# TO DO:
As the answer, give every line of the records that includes the word "gender".

# Data excerpts:

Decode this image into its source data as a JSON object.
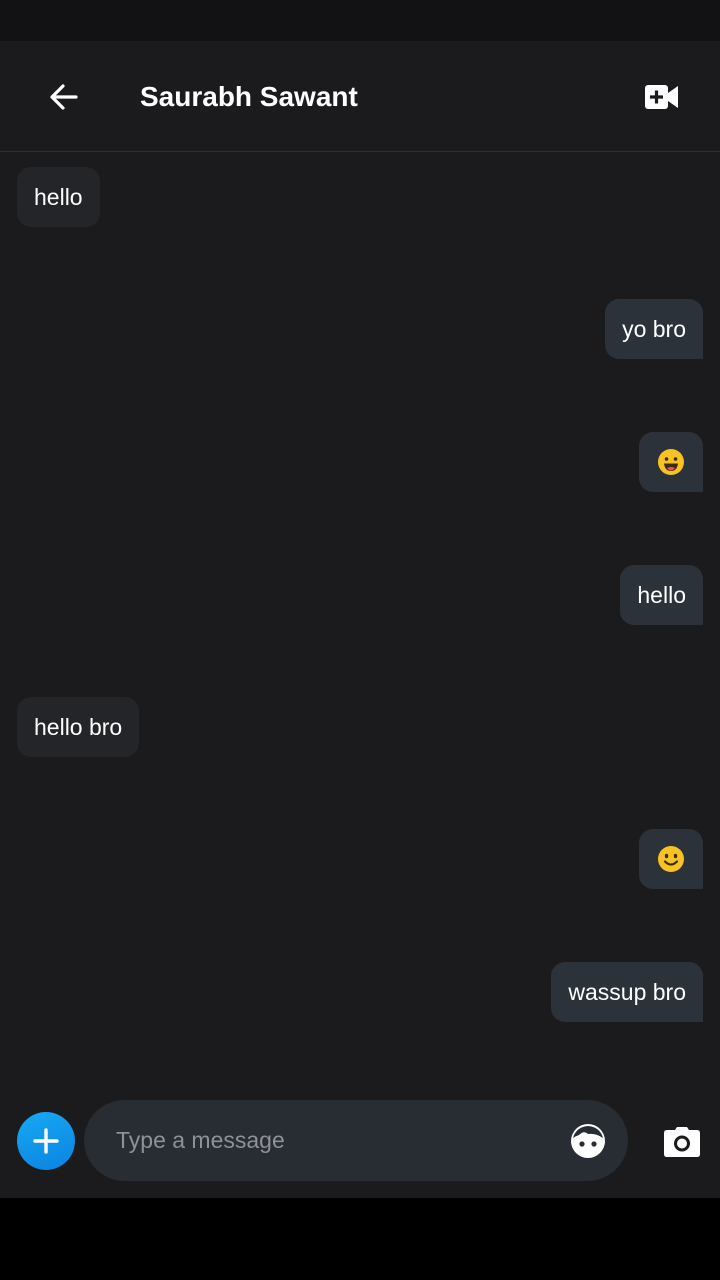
{
  "header": {
    "title": "Saurabh Sawant",
    "back_icon": "arrow-left-icon",
    "video_icon": "video-call-icon"
  },
  "messages": [
    {
      "direction": "incoming",
      "text": "hello"
    },
    {
      "direction": "outgoing",
      "text": "yo bro"
    },
    {
      "direction": "outgoing",
      "emoji": "grinning-face-emoji"
    },
    {
      "direction": "outgoing",
      "text": "hello"
    },
    {
      "direction": "incoming",
      "text": "hello bro"
    },
    {
      "direction": "outgoing",
      "emoji": "smiling-face-emoji"
    },
    {
      "direction": "outgoing",
      "text": "wassup bro"
    }
  ],
  "composer": {
    "placeholder": "Type a message",
    "value": "",
    "add_icon": "plus-icon",
    "sticker_icon": "sticker-face-icon",
    "camera_icon": "camera-icon"
  },
  "colors": {
    "background": "#1b1b1e",
    "incoming_bubble": "#232529",
    "outgoing_bubble": "#2c3239",
    "accent": "#0b9aeb",
    "emoji": "#f7c324"
  }
}
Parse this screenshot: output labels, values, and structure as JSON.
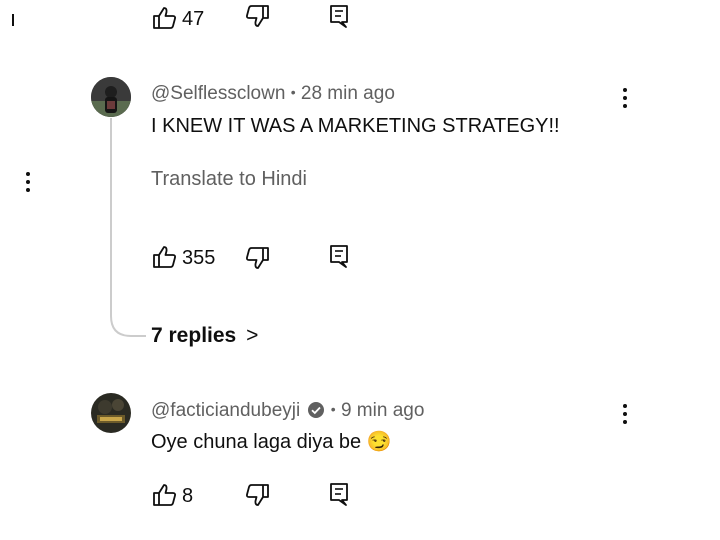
{
  "top_comment": {
    "like_count": "47"
  },
  "comment1": {
    "handle": "@Selflessclown",
    "separator": "•",
    "time": "28 min ago",
    "text": "I KNEW IT WAS A MARKETING STRATEGY!!",
    "translate_label": "Translate to Hindi",
    "like_count": "355",
    "replies_label": "7 replies",
    "replies_chevron": ">"
  },
  "comment2": {
    "handle": "@facticiandubeyji",
    "separator": "•",
    "time": "9 min ago",
    "text": "Oye chuna laga diya be",
    "emoji": "😏",
    "like_count": "8"
  },
  "icons": {
    "like": "thumbs-up-icon",
    "dislike": "thumbs-down-icon",
    "reply": "reply-comment-icon",
    "menu": "more-vert-icon",
    "verified": "verified-badge-icon"
  },
  "colors": {
    "primary_text": "#0f0f0f",
    "secondary_text": "#606060",
    "thread_line": "#cccccc"
  }
}
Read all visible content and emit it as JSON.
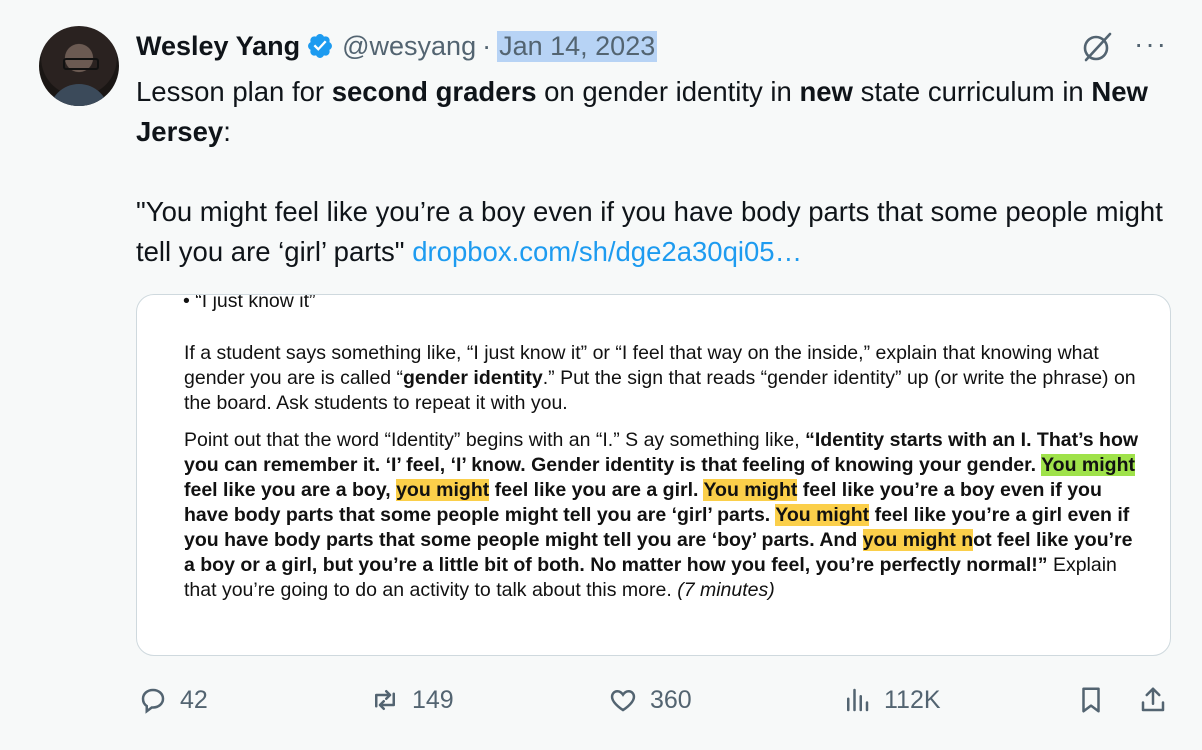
{
  "author": {
    "name": "Wesley Yang",
    "handle": "@wesyang",
    "separator": "·",
    "date": "Jan 14, 2023"
  },
  "tweet": {
    "line1_a": "Lesson plan for ",
    "line1_b": "second graders",
    "line1_c": " on gender identity in ",
    "line1_d": "new",
    "line1_e": " state curriculum in ",
    "line1_f": "New Jersey",
    "line1_g": ":",
    "quote": "\"You might feel like you’re a boy even if you have body parts that some people might tell you are ‘girl’ parts\" ",
    "link": "dropbox.com/sh/dge2a30qi05…"
  },
  "image": {
    "bullet": "•  “I just know it”",
    "p1_a": "If a student says something like, “I just know it” or “I feel that way on the inside,” explain that knowing what gender you are is called “",
    "p1_b": "gender identity",
    "p1_c": ".” Put the sign that reads “gender identity” up (or write the phrase) on the board. Ask students to repeat it with you.",
    "p2_a": "Point out that the word “Identity” begins with an “I.” S ay something like, ",
    "p2_b": "“Identity starts with an I. That’s how you can remember it. ‘I’ feel, ‘I’ know. Gender identity is that feeling of knowing your gender. ",
    "p2_hl1": "You might",
    "p2_c": " feel like you are a boy, ",
    "p2_hl2": "you might",
    "p2_d": " feel like you are a girl. ",
    "p2_hl3": "You might",
    "p2_e": " feel like you’re a boy even if you have body parts that some people might tell you are ‘girl’ parts. ",
    "p2_hl4": "You might",
    "p2_f": " feel like you’re a girl even if you have body parts that some people might tell you are ‘boy’ parts. And ",
    "p2_hl5": "you might n",
    "p2_g": "ot feel like you’re a boy or a girl, but you’re a little bit of both. No matter how you feel, you’re perfectly normal!”",
    "p2_h": " Explain that you’re going to do an activity to talk about this more. ",
    "p2_i": "(7 minutes)"
  },
  "actions": {
    "replies": "42",
    "reposts": "149",
    "likes": "360",
    "views": "112K"
  },
  "colors": {
    "link": "#1d9bf0",
    "verified": "#1d9bf0",
    "highlight_yellow": "#fbcf4a",
    "highlight_green": "#9fe24a"
  },
  "icons": [
    "verified-badge-icon",
    "grok-icon",
    "more-icon",
    "reply-icon",
    "repost-icon",
    "like-icon",
    "views-icon",
    "bookmark-icon",
    "share-icon"
  ]
}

# TASK OUTPUT:
    "line1_c": " on gender identity in ",
    "p1_a": "If a student says something like, “I just know it” or “I feel that way on the inside,” explain that knowing what gender you are is called “",
    "p1_b": "gender identity",
    "p1_c": ".” Put the sign that reads “gender identity” up (or write the phrase) on the board. Ask students to repeat it with you.",
    "p2_b": "“Identity starts with an I. That’s how you can remember it. ‘I’ feel, ‘I’ know. Gender identity is that feeling of knowing your gender. ",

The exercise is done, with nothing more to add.